The latest initiative by the Metropolitan Police seeks to prevent "pre-loading" and reduce violence at nightclubs.
London clubbers may have to face a breathalyser test in order to gain entry to nightclubs.
The program, a new pilot project from the Metropolitan police, was originally tested at six nightclubs in Croydon, according to the Evening Standard.
The policy allows door staff to test people who appear intoxicated. And anyone who blows "positive"—which means twice the legal blood-alcohol limit for driving—will be barred from entry. The measure is meant to prevent what police term excessive "pre-loading," where "young people get drunk on cheap drinks before going out," and to curb what they see as an increase in nightclub-related violence.
The news comes as the latest in a series of police actions towards the city's clubbing scene, including last year's controversy surrounding fabric, where police forced them to adapt a policy that will include using sniffer dogs at entry points.
"The breathalyser helps to reduce the number of arguments when door staff refuse entry to someone who is intoxicated," says Chief Inspector Gary Taylor. "In the past door staff would get involved in long arguments with people who were refused entry.
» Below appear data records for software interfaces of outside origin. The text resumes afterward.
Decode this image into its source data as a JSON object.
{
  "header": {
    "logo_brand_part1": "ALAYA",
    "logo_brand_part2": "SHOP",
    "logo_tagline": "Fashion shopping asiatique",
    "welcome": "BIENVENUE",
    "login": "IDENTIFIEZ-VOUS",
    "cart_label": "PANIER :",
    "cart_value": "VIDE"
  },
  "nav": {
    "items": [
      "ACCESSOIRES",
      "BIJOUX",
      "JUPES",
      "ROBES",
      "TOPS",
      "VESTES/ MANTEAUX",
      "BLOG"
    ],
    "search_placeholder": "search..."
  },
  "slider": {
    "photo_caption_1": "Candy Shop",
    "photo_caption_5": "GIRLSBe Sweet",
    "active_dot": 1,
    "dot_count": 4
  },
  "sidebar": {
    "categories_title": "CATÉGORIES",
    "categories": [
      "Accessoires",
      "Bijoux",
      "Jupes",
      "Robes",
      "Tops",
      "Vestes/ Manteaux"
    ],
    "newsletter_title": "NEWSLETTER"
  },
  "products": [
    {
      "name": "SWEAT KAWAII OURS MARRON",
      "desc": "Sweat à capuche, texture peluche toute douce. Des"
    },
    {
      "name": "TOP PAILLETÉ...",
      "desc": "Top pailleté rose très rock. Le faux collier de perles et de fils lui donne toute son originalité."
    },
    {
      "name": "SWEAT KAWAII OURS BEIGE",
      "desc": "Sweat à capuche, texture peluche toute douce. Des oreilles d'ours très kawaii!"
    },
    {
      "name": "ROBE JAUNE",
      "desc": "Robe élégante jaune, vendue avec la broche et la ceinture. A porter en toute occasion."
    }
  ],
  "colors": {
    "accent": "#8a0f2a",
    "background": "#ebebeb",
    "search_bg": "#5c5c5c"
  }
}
People who were arguing with staff were more likely to accept the results of the breathalyser."
A similar policy is reportedly already in place in Norwich. Following the successful Croydon test run, the breathalyser program is set to be rolled out more comprehensively across six London boroughs in the near future.